Because of the difference between these “partial-public employees” and regular public employees, the Court refused to extend the holding in Abood to this situation. Accordingly, the Court held that these workers could not be compelled to pay an agency fee to the union.
Application to California
From my initial reading of Harris, it’s hard to see any difference between the personal care assistants in Illinois and IHSS workers in California. Interestingly, California recently enacted the In-Home Supportive Services Employer-Employee Relations Act (IHSS-EERA) (Gov. Code, §110000 et. seq). The IHSS-EERA expressly allows for an agency fee provision. (Gov. Code, §110002.) Initially, IHSS-EERA only covers a few counties but the expectation is that it will be expanded over time. PERB is currently in the process of enacting regulations to administer the IHSS-EERA.
Many IHSS workers who are not covered by IHSS-EERA are still subject to collective bargaining. Pursuant to the Welfare and Institutions Code, many counties have set up public authorities or nonprofit consortiums to act as the “employer” for purposes of collective bargaining. These entities are subject to the MMBA. Similar to the facts in Harris, the Welfare and Institutions Code limits the liability of the public authority or nonprofit consortium for the torts of IHSS workers. (Wel. & Inst. Code, §12300.5, subd. (c); 12301.6, subd. (f).) The Welfare and Institutions Code also provides that although the public authority or nonprofit consortium is the “employer” for purposes of collective bargaining, the recipient of the services retains the right to hire, fire, and supervise the work of the IHSS worker. (See Wel. & Inst. Code, §12301.6, subd. (c).) Thus, the key traits of the personal care assistants in Harris appear to be identical to IHSS workers in California.
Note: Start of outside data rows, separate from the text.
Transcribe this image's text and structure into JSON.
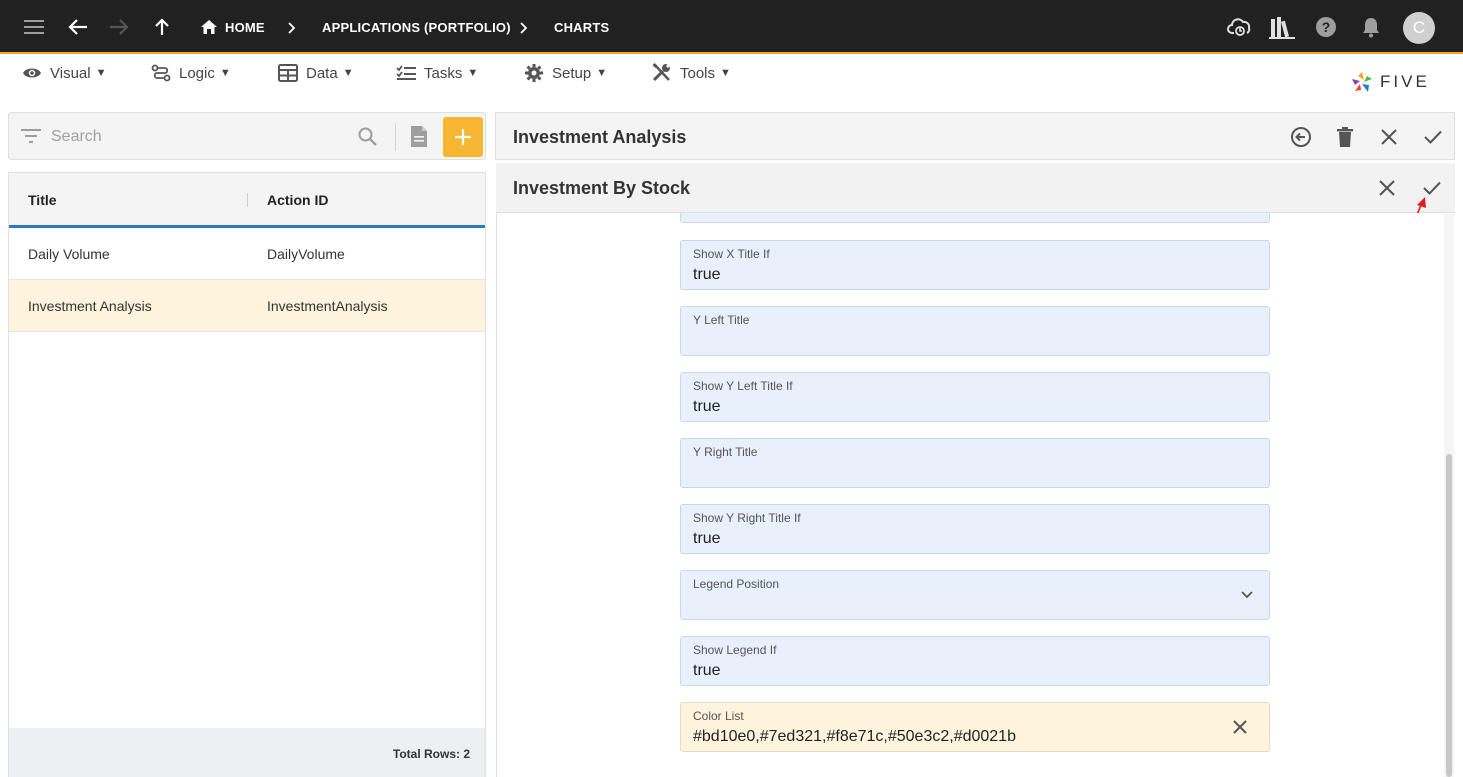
{
  "topbar": {
    "breadcrumbs": [
      {
        "label": "HOME"
      },
      {
        "label": "APPLICATIONS (PORTFOLIO)"
      },
      {
        "label": "CHARTS"
      }
    ],
    "avatar_initial": "C"
  },
  "menu": {
    "items": [
      {
        "label": "Visual"
      },
      {
        "label": "Logic"
      },
      {
        "label": "Data"
      },
      {
        "label": "Tasks"
      },
      {
        "label": "Setup"
      },
      {
        "label": "Tools"
      }
    ],
    "caret": "▼"
  },
  "logo": {
    "text": "FIVE"
  },
  "search": {
    "placeholder": "Search"
  },
  "list": {
    "columns": [
      "Title",
      "Action ID"
    ],
    "rows": [
      {
        "title": "Daily Volume",
        "action_id": "DailyVolume"
      },
      {
        "title": "Investment Analysis",
        "action_id": "InvestmentAnalysis"
      }
    ],
    "footer": "Total Rows: 2"
  },
  "detail": {
    "title": "Investment Analysis",
    "subtitle": "Investment By Stock",
    "fields": [
      {
        "label": "Show X Title If",
        "value": "true"
      },
      {
        "label": "Y Left Title",
        "value": ""
      },
      {
        "label": "Show Y Left Title If",
        "value": "true"
      },
      {
        "label": "Y Right Title",
        "value": ""
      },
      {
        "label": "Show Y Right Title If",
        "value": "true"
      },
      {
        "label": "Legend Position",
        "value": ""
      },
      {
        "label": "Show Legend If",
        "value": "true"
      },
      {
        "label": "Color List",
        "value": "#bd10e0,#7ed321,#f8e71c,#50e3c2,#d0021b"
      }
    ]
  },
  "colors": {
    "topbar": "#212121",
    "accent": "#f5a623",
    "add_button": "#f6b632",
    "header_underline": "#2b7bc4",
    "field_bg": "#e7f0fb",
    "highlight_bg": "#fef3dc",
    "annotation_arrow": "#e02020"
  }
}
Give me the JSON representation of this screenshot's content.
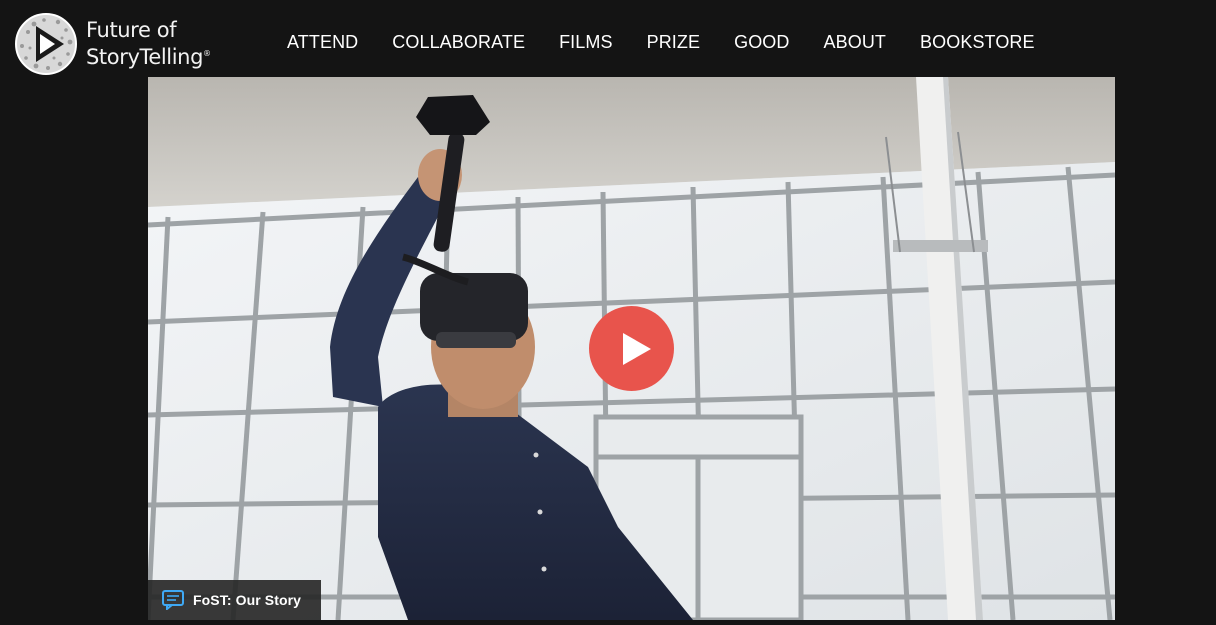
{
  "brand": {
    "line1": "Future of",
    "line2": "StoryTelling",
    "mark": "®"
  },
  "nav": {
    "items": [
      {
        "label": "ATTEND"
      },
      {
        "label": "COLLABORATE"
      },
      {
        "label": "FILMS"
      },
      {
        "label": "PRIZE"
      },
      {
        "label": "GOOD"
      },
      {
        "label": "ABOUT"
      },
      {
        "label": "BOOKSTORE"
      }
    ]
  },
  "video": {
    "title": "FoST: Our Story",
    "play_icon": "play-icon",
    "caption_icon": "speech-bubble-icon",
    "accent_color": "#e8544c"
  }
}
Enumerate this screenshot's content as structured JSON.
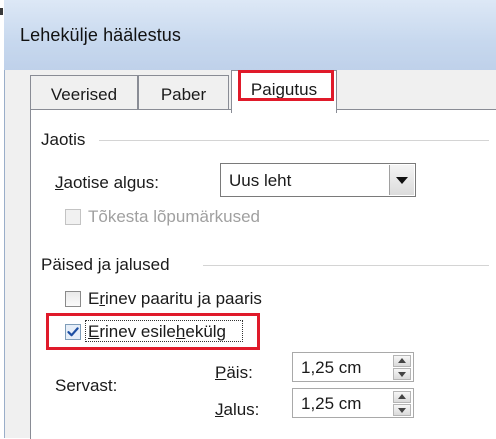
{
  "window": {
    "title": "Lehekülje häälestus"
  },
  "tabs": [
    {
      "label": "Veerised"
    },
    {
      "label": "Paber"
    },
    {
      "label": "Paigutus"
    }
  ],
  "section": {
    "title": "Jaotis",
    "start_label": "aotise algus:",
    "start_label_mnemonic": "J",
    "start_value": "Uus leht",
    "suppress_endnotes_label": "Tõkesta lõpumärkused",
    "suppress_endnotes_checked": false
  },
  "headers_footers": {
    "title": "Päised ja jalused",
    "odd_even_pre": "E",
    "odd_even_mnemonic": "r",
    "odd_even_post": "inev paaritu ja paaris",
    "odd_even_checked": false,
    "first_page_pre": "",
    "first_page_mnemonic": "E",
    "first_page_mid": "rinev esile",
    "first_page_mnemonic2": "h",
    "first_page_post": "ekülg",
    "first_page_checked": true,
    "from_edge_label": "Servast:",
    "header_label": "Päis:",
    "header_mnemonic": "P",
    "header_rest": "äis:",
    "header_value": "1,25 cm",
    "footer_mnemonic": "J",
    "footer_rest": "alus:",
    "footer_value": "1,25 cm"
  },
  "colors": {
    "highlight": "#e01a2a",
    "titlebar": "#c7d8ee",
    "check": "#1e4fa3"
  }
}
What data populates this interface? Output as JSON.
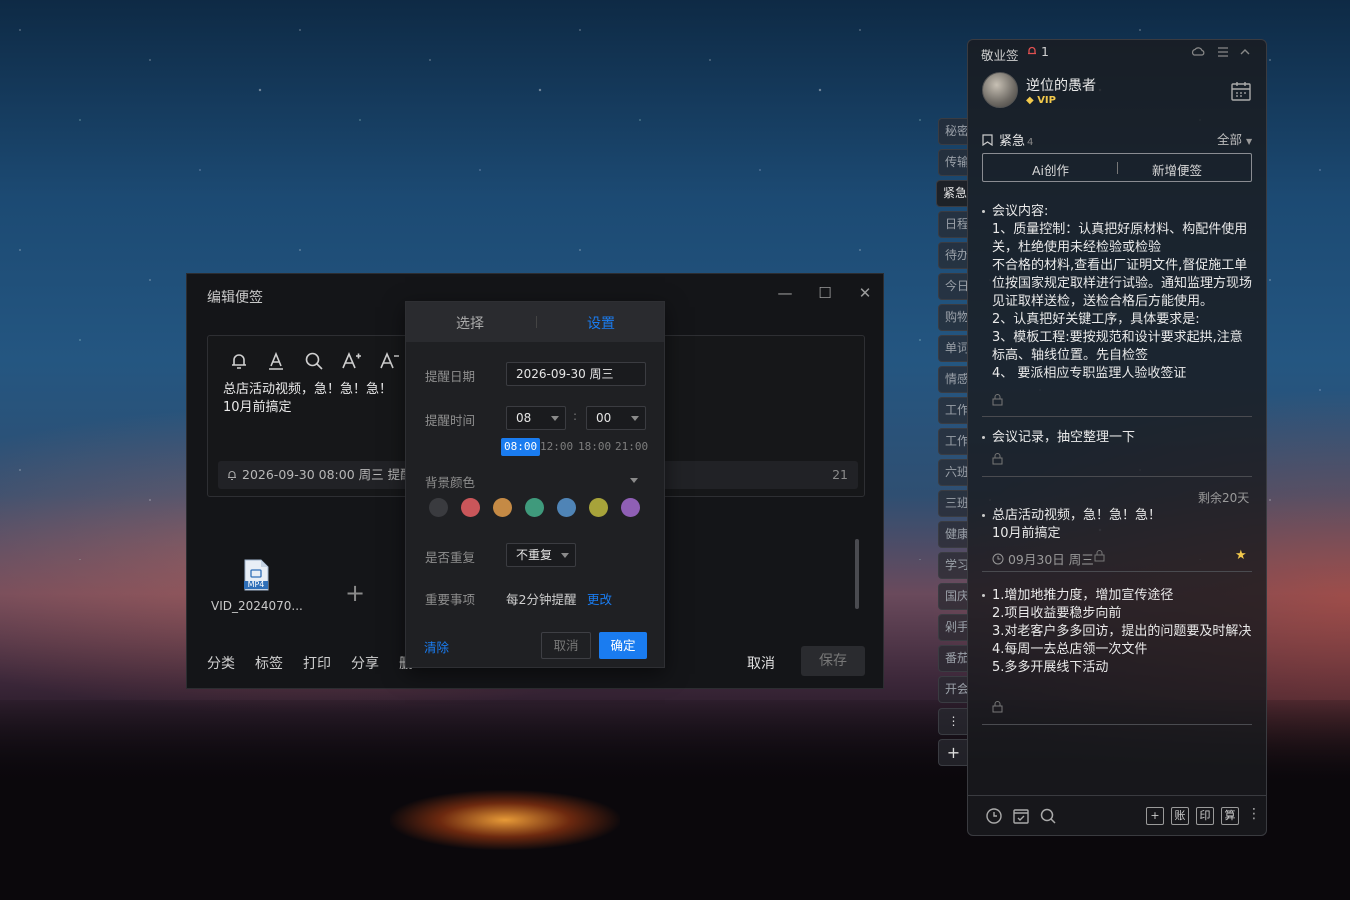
{
  "edit_window": {
    "title": "编辑便签",
    "controls": {
      "minimize": "—",
      "maximize": "☐",
      "close": "✕"
    },
    "content_lines": [
      "总店活动视频，急！急！急！",
      "10月前搞定"
    ],
    "reminder_chip": "2026-09-30 08:00 周三 提醒",
    "char_count": "21",
    "attachment": {
      "badge": "MP4",
      "name": "VID_2024070..."
    },
    "footer": [
      "分类",
      "标签",
      "打印",
      "分享"
    ],
    "footer_cut": "删",
    "cancel_label": "取消",
    "save_label": "保存"
  },
  "reminder_popup": {
    "tabs": [
      "选择",
      "设置"
    ],
    "active_tab": "设置",
    "date_label": "提醒日期",
    "date_value": "2026-09-30  周三",
    "time_label": "提醒时间",
    "hour": "08",
    "minute": "00",
    "time_sep": ":",
    "quick_times": [
      "08:00",
      "12:00",
      "18:00",
      "21:00"
    ],
    "bg_label": "背景颜色",
    "colors": [
      "#3a3b3f",
      "#c9565a",
      "#c58a45",
      "#3f9a7c",
      "#4f84b6",
      "#a7a33a",
      "#8f5fb5"
    ],
    "repeat_label": "是否重复",
    "repeat_value": "不重复",
    "important_label": "重要事项",
    "important_value": "每2分钟提醒",
    "change_label": "更改",
    "clear_label": "清除",
    "cancel_label": "取消",
    "confirm_label": "确定",
    "accent": "#1a7cf0"
  },
  "side_tabs": [
    "秘密",
    "传输",
    "紧急",
    "日程",
    "待办",
    "今日",
    "购物",
    "单词",
    "情感",
    "工作",
    "工作",
    "六班",
    "三班",
    "健康",
    "学习",
    "国庆",
    "剁手",
    "番茄",
    "开会"
  ],
  "side_tab_active": "紧急",
  "side_actions": {
    "more": "⋮",
    "add": "+"
  },
  "app": {
    "name": "敬业签",
    "alarm_count": "1",
    "user": {
      "name": "逆位的愚者",
      "badge": "VIP"
    },
    "folder": {
      "name": "紧急",
      "count": "4"
    },
    "filter": "全部",
    "actions": [
      "Ai创作",
      "新增便签"
    ],
    "notes": [
      {
        "text": "会议内容:\n1、质量控制：认真把好原材料、构配件使用关，杜绝使用未经检验或检验\n不合格的材料,查看出厂证明文件,督促施工单位按国家规定取样进行试验。通知监理方现场见证取样送检，送检合格后方能使用。\n2、认真把好关键工序，具体要求是:\n3、模板工程:要按规范和设计要求起拱,注意标高、轴线位置。先自检签\n4、 要派相应专职监理人验收签证"
      },
      {
        "text": "会议记录，抽空整理一下"
      },
      {
        "text": "总店活动视频，急！急！急！\n10月前搞定",
        "remaining": "剩余20天",
        "due": "09月30日 周三"
      },
      {
        "text": "1.增加地推力度，增加宣传途径\n2.项目收益要稳步向前\n3.对老客户多多回访，提出的问题要及时解决\n4.每周一去总店领一次文件\n5.多多开展线下活动"
      }
    ],
    "bottom_boxes": [
      "+",
      "账",
      "印",
      "算"
    ],
    "bottom_more": "⋮"
  }
}
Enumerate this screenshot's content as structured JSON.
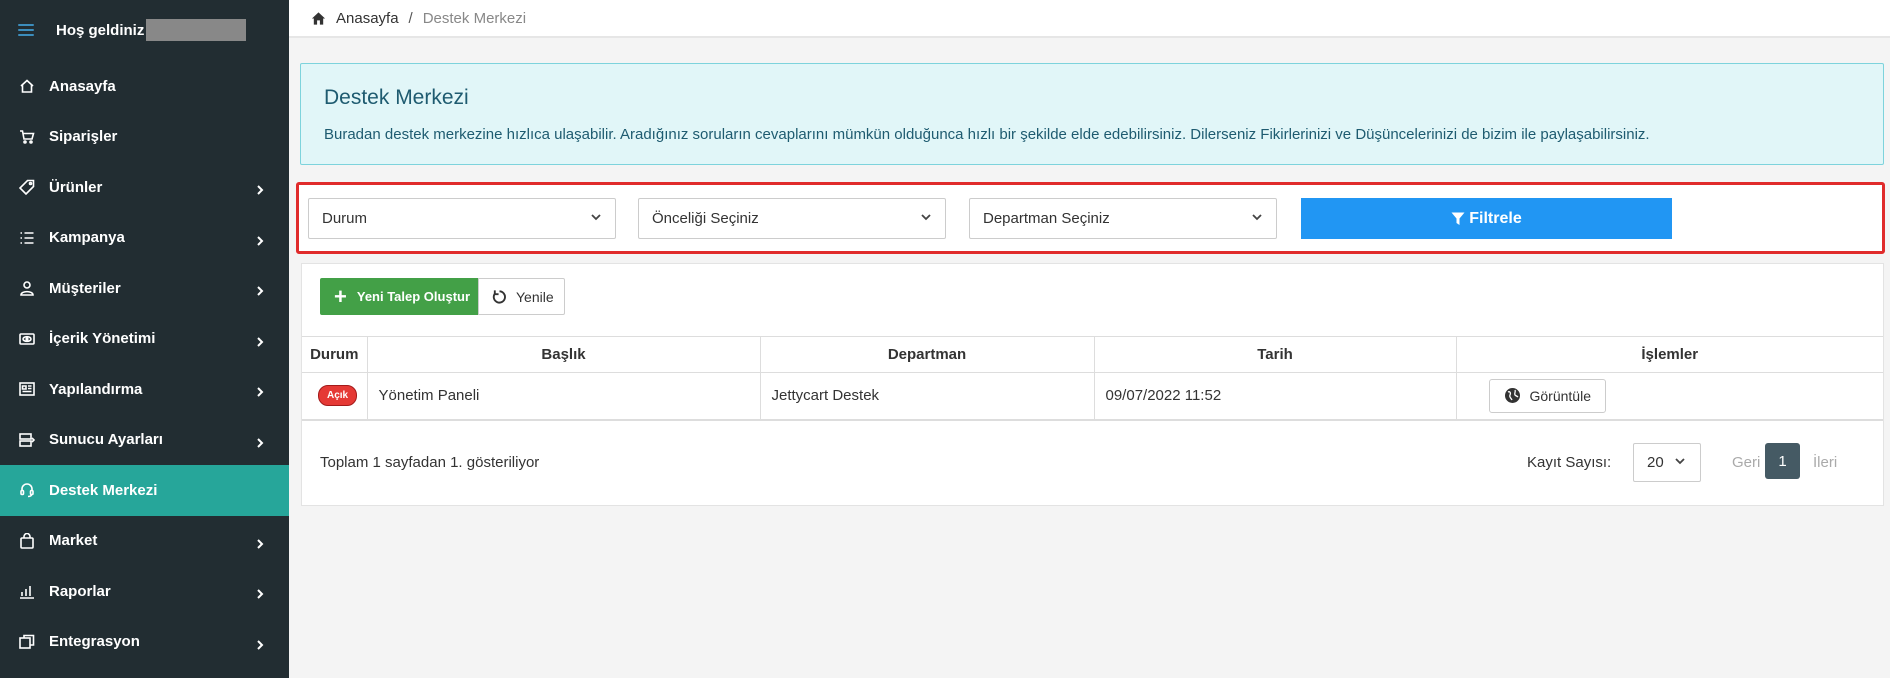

What to Expect in the Coming Months and Year
Assuming that IHSS workers in California are “partial-public employees” within the meaning of Harris—and I believe that they are—here’s what I see as the impact of this decision:
- The agency shop provision in the IHSS-EERA (Gov. Code, §110019) is unconstitutional to the extent it requires any IHSS worker to pay a fee to the union. IHSS workers may voluntarily pay fees or join the union, but cannot be compelled to do that.
- PERB may have to revisit its proposed IHSS-EERA regulations to ensure that IHSS workers are not being compelled to pay an agency fee and/or have a mechanism to challenge such a fee.
- Similarly, the agency shop provision in the MMBA (Gov. Code, §3502.5) is unconstitutional to the extent it requires any IHSS worker to pay a fee to the union. Unlike IHSS-EERA, the MMBA is administered locally and governed largely by local rules. Counties with IHSS workers, including those with public authorities and nonprofit consortiums, should prepare to begin receiving objections from individual workers to agency fee deductions. Given the potential uncertainties, these entities will want to consult with counsel before deciding how to treat such objections. These entities may also receive a request to invalidate in its entirety a contractual agency fee provision. Again, these entities will want to consult with counsel before deciding how to handle such a request.